The manual does have its deficiencies and in certain cases does not reflect all the truth. It is said that the manual shows a stellar administration in charge of Malabar and issues such as the 1876-78 famines were not depicted correctly.But Logan with characteristic humility states in the preface of his work "I shall consider that I have
MM sculpture Calicut
failed in one main object if I do not succeed in arousing a feeling of interest on many points whereon I have necessarily touched, but briefly in this work." He added “Many things I would no doubt find wherein my knowledge was defective , and many more still in which fuller investigation would through new, and perhaps altogether different light on what seems plain enough now”.

A wonderful man, all in all. I only hope that the people of Malabar will continue to prove that they deserved him and I do hope they do more to remember him. There is a road  in Tellicherry, the town up north, where he had served, carrying his name but William Logan's presence was not very much visible anywhere in Calicut, save for an alcoholic bar with his name in the local 5 star hotel and recently a nice sculpture of the famous Malabar manual.

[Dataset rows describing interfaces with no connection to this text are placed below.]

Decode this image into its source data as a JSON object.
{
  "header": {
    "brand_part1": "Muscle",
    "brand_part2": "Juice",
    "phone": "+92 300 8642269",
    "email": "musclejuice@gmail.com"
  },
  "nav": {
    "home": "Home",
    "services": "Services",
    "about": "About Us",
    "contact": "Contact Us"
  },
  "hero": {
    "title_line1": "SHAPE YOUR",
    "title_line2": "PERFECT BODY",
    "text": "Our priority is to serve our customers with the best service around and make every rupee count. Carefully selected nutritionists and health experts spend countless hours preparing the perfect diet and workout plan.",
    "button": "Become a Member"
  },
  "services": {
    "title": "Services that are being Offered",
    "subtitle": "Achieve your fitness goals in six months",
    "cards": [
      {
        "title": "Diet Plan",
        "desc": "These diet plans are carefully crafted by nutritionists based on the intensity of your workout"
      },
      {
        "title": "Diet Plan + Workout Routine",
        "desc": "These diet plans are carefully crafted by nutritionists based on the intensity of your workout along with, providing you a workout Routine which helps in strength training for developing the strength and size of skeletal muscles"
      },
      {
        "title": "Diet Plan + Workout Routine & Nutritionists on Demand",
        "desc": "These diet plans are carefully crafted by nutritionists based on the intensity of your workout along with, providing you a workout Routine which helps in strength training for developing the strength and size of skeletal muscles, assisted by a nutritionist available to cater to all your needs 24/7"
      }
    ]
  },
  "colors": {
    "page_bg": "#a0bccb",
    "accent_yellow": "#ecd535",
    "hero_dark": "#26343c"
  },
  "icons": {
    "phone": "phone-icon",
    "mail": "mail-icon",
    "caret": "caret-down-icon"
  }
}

Himmat Sept 22, 1978 – William Logan Bio – DLH
A Short Account of the Laccadive Islands and Minicoy By R. H. Ellis
Tenancy legislation in Malabar - VV Kunhikrishnan
A study in the agrarian relations of Malabar – Dr KKN Kurup
Malabar manual – Malabar gazetteers (2000)
Kozhikodinte Paithrukam – TB Seluraj
The Collector of Malabar - John Logan Marjoribanks, Our valour, Clan Logan society, vol 3 issue 1, Jan 2008

Reston - a village in Coldingham parish, Berwickshire, near the right bank of Eye Water, with a station on the North British railway at the junction of the Berwickshire branch, 8¾ miles NE of Duns, 11¼ NW of Berwick, and 46½ ESE of Edinburgh. It has a post and telegraph office under Ayton, an inn, a market cross, a public school, and a Free church (1880; 260 sittings), erected at a cost of £1150. Pop. (1881) 321.—Ord. Sur., sh. 34, 1864.

MM sculpture - Midhun Chunakara
Logan - KKN Kurup